One hour by train
Giverny is a quaint, picturesque town that’s great for when you want to spend the day just relaxing. This is where the famous painter Claude Monet lived, and you can now visit his former family home. It is his garden that people flock to, as this was where Monet painted some of his well-known works, like the Les Nympheas. The Museum Of Impressionism, located near the garden, draws millions of visitors each year but at least it isn’t as crowded as the Louvre.
Two hours by train
Is it a good idea to visit Champagne if you don’t drink? Of course. You can check out the Reims Cathedral of Notre-Dame (it’s a different Notre Dame cathedral); Troyes, a tiny town that resembles medieval France with cobbled lanes, Gothic churches and half-timbered buildings; and the Tau Palace, the former residence for French monarchs and a Unesco World Heritage Site.
Obviously, you can also go on wine tours here to visit famous winemakers like the Moet & Chandon cellars, House Of Mumm and Taittinger Champagne House.
40 minutes by car or Metro
The closest suburb to Paris, Boulogne-Billancourt is where you go to escape the city’s Instagram-loving tourists. There are plenty of parks and lakes here, and three museums to explore: Musee Paul-Belmondo for sculptures, Musee des Annees 30 for Art Deco works and Musee Albert-Kahn for unique collections of 19th century photographs, as well as beautiful gardens. This area is also where many of Europe’s rich and famous have properties, so you could sit at a cafe and do some people watching, if that’s something you enjoy doing.
Between 40 and 55 minutes by Metro
Versailles is home to the Palace of Versailles, one of the grandest royal residences in all of Europe. The palace was “built” by the French king Louis XIV – whose reign was a whopping 72 years – with the help of more than 36,000 builders and craftsmen. Measuring 815ha in size, the palace is now a museum and is open to the public for visits, though it would probably take a whole day to explore every corner of the estate. There are numerous gardens, a park and the main building to visit (with 2,300 rooms!); make sure you don’t miss the fantastic “hall of mirrors”. Within the estate you can also book a table at celebrated chef Alain Ducasse’s restaurant Ore. Otherwise, head to La Mangette, an eatery which changes its menu every single day or Le Sept, a pub which serves nice grub.

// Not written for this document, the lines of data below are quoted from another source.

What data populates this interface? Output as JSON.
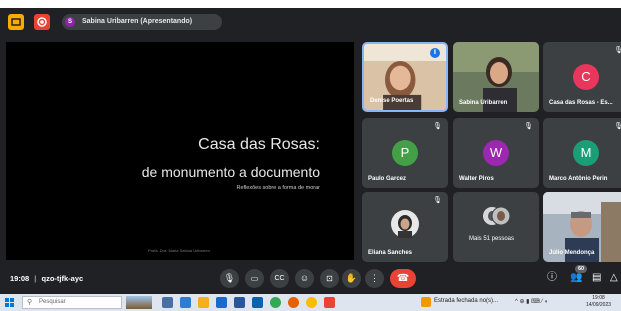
{
  "topbar": {
    "presenter_initial": "S",
    "presenter_label": "Sabina Uribarren (Apresentando)"
  },
  "slide": {
    "title_line1": "Casa das Rosas:",
    "title_line2": "de monumento a documento",
    "subtitle": "Reflexões sobre a forma de morar",
    "footer": "Profa. Dra. Maria Sabina Uribarren"
  },
  "participants": [
    {
      "name": "Denise Poertas",
      "type": "photo",
      "muted": false,
      "speaking": true
    },
    {
      "name": "Sabina Uribarren",
      "type": "photo",
      "muted": false
    },
    {
      "name": "Casa das Rosas - Es...",
      "initial": "C",
      "color": "#e8365d",
      "muted": true
    },
    {
      "name": "Paulo Garcez",
      "initial": "P",
      "color": "#43a047",
      "muted": true
    },
    {
      "name": "Walter Piros",
      "initial": "W",
      "color": "#9c27b0",
      "muted": true
    },
    {
      "name": "Marco Antônio Perin",
      "initial": "M",
      "color": "#1b9e77",
      "muted": true
    },
    {
      "name": "Eliana Sanches",
      "type": "photo",
      "muted": true
    },
    {
      "name": "Mais 51 pessoas",
      "type": "group"
    },
    {
      "name": "Júlio Mendonça",
      "type": "photo"
    }
  ],
  "controls": {
    "time": "19:08",
    "separator": "|",
    "meeting_code": "qzo-tjfk-ayc",
    "participant_count": "60"
  },
  "taskbar": {
    "search_placeholder": "Pesquisar",
    "notification": "Estrada fechada no(s)...",
    "tray_icons": "^ ⊕ ▮ ⌨ ⁄ ◖",
    "clock_time": "19:08",
    "clock_date": "14/09/2023"
  },
  "icons": [
    "presentation-icon",
    "record-icon",
    "mic-off-icon",
    "mic-icon",
    "camera-icon",
    "captions-icon",
    "emoji-icon",
    "present-icon",
    "raise-hand-icon",
    "more-icon",
    "end-call-icon",
    "info-icon",
    "people-icon",
    "chat-icon",
    "activities-icon",
    "windows-icon",
    "search-icon"
  ]
}
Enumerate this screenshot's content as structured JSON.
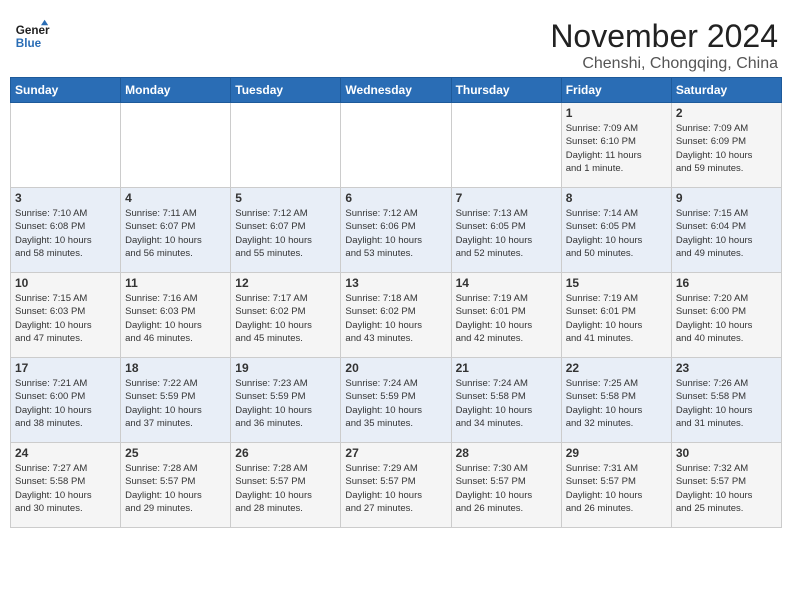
{
  "header": {
    "logo_line1": "General",
    "logo_line2": "Blue",
    "month": "November 2024",
    "location": "Chenshi, Chongqing, China"
  },
  "weekdays": [
    "Sunday",
    "Monday",
    "Tuesday",
    "Wednesday",
    "Thursday",
    "Friday",
    "Saturday"
  ],
  "weeks": [
    [
      {
        "day": "",
        "detail": ""
      },
      {
        "day": "",
        "detail": ""
      },
      {
        "day": "",
        "detail": ""
      },
      {
        "day": "",
        "detail": ""
      },
      {
        "day": "",
        "detail": ""
      },
      {
        "day": "1",
        "detail": "Sunrise: 7:09 AM\nSunset: 6:10 PM\nDaylight: 11 hours\nand 1 minute."
      },
      {
        "day": "2",
        "detail": "Sunrise: 7:09 AM\nSunset: 6:09 PM\nDaylight: 10 hours\nand 59 minutes."
      }
    ],
    [
      {
        "day": "3",
        "detail": "Sunrise: 7:10 AM\nSunset: 6:08 PM\nDaylight: 10 hours\nand 58 minutes."
      },
      {
        "day": "4",
        "detail": "Sunrise: 7:11 AM\nSunset: 6:07 PM\nDaylight: 10 hours\nand 56 minutes."
      },
      {
        "day": "5",
        "detail": "Sunrise: 7:12 AM\nSunset: 6:07 PM\nDaylight: 10 hours\nand 55 minutes."
      },
      {
        "day": "6",
        "detail": "Sunrise: 7:12 AM\nSunset: 6:06 PM\nDaylight: 10 hours\nand 53 minutes."
      },
      {
        "day": "7",
        "detail": "Sunrise: 7:13 AM\nSunset: 6:05 PM\nDaylight: 10 hours\nand 52 minutes."
      },
      {
        "day": "8",
        "detail": "Sunrise: 7:14 AM\nSunset: 6:05 PM\nDaylight: 10 hours\nand 50 minutes."
      },
      {
        "day": "9",
        "detail": "Sunrise: 7:15 AM\nSunset: 6:04 PM\nDaylight: 10 hours\nand 49 minutes."
      }
    ],
    [
      {
        "day": "10",
        "detail": "Sunrise: 7:15 AM\nSunset: 6:03 PM\nDaylight: 10 hours\nand 47 minutes."
      },
      {
        "day": "11",
        "detail": "Sunrise: 7:16 AM\nSunset: 6:03 PM\nDaylight: 10 hours\nand 46 minutes."
      },
      {
        "day": "12",
        "detail": "Sunrise: 7:17 AM\nSunset: 6:02 PM\nDaylight: 10 hours\nand 45 minutes."
      },
      {
        "day": "13",
        "detail": "Sunrise: 7:18 AM\nSunset: 6:02 PM\nDaylight: 10 hours\nand 43 minutes."
      },
      {
        "day": "14",
        "detail": "Sunrise: 7:19 AM\nSunset: 6:01 PM\nDaylight: 10 hours\nand 42 minutes."
      },
      {
        "day": "15",
        "detail": "Sunrise: 7:19 AM\nSunset: 6:01 PM\nDaylight: 10 hours\nand 41 minutes."
      },
      {
        "day": "16",
        "detail": "Sunrise: 7:20 AM\nSunset: 6:00 PM\nDaylight: 10 hours\nand 40 minutes."
      }
    ],
    [
      {
        "day": "17",
        "detail": "Sunrise: 7:21 AM\nSunset: 6:00 PM\nDaylight: 10 hours\nand 38 minutes."
      },
      {
        "day": "18",
        "detail": "Sunrise: 7:22 AM\nSunset: 5:59 PM\nDaylight: 10 hours\nand 37 minutes."
      },
      {
        "day": "19",
        "detail": "Sunrise: 7:23 AM\nSunset: 5:59 PM\nDaylight: 10 hours\nand 36 minutes."
      },
      {
        "day": "20",
        "detail": "Sunrise: 7:24 AM\nSunset: 5:59 PM\nDaylight: 10 hours\nand 35 minutes."
      },
      {
        "day": "21",
        "detail": "Sunrise: 7:24 AM\nSunset: 5:58 PM\nDaylight: 10 hours\nand 34 minutes."
      },
      {
        "day": "22",
        "detail": "Sunrise: 7:25 AM\nSunset: 5:58 PM\nDaylight: 10 hours\nand 32 minutes."
      },
      {
        "day": "23",
        "detail": "Sunrise: 7:26 AM\nSunset: 5:58 PM\nDaylight: 10 hours\nand 31 minutes."
      }
    ],
    [
      {
        "day": "24",
        "detail": "Sunrise: 7:27 AM\nSunset: 5:58 PM\nDaylight: 10 hours\nand 30 minutes."
      },
      {
        "day": "25",
        "detail": "Sunrise: 7:28 AM\nSunset: 5:57 PM\nDaylight: 10 hours\nand 29 minutes."
      },
      {
        "day": "26",
        "detail": "Sunrise: 7:28 AM\nSunset: 5:57 PM\nDaylight: 10 hours\nand 28 minutes."
      },
      {
        "day": "27",
        "detail": "Sunrise: 7:29 AM\nSunset: 5:57 PM\nDaylight: 10 hours\nand 27 minutes."
      },
      {
        "day": "28",
        "detail": "Sunrise: 7:30 AM\nSunset: 5:57 PM\nDaylight: 10 hours\nand 26 minutes."
      },
      {
        "day": "29",
        "detail": "Sunrise: 7:31 AM\nSunset: 5:57 PM\nDaylight: 10 hours\nand 26 minutes."
      },
      {
        "day": "30",
        "detail": "Sunrise: 7:32 AM\nSunset: 5:57 PM\nDaylight: 10 hours\nand 25 minutes."
      }
    ]
  ]
}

Around one hour by train
Here’s another place with amazing Gothic architecture, which also has its own Notre-Dame cathedral (known in English as the Chartres Cathedral). The 12th century cathedral is a Unesco World Heritage Site, and it’s not hard to see why it was given this status as the building is so well preserved, with plenty of its original stained glass windows still intact.
Around three hours by car, bus or train
When you’re done with Paris, make your way to Normandy for a change of pace, and some lessons on World War II. Visit the Caen Memorial Museum, the D-Day beaches involved in the Normandy landing operations, and the Normandy American Cemetery and Memorial, which honours the American troops who died in Europe during the war. There are 26 military cemeteries in the area that represent each nation involved in the war, but the American cemetery is the most visited one.
Other attractions include the Unesco World Heritage Site Mont Saint-Michel, Rouen old town (which has a, you guessed it, Notre-Dame cathedral) where Joan of Arc was burnt at the stake, and the seaside resort of Etretat.
As Normandy is a coastal region, don’t skip on any meals here, especially if you love seafood, and cheese.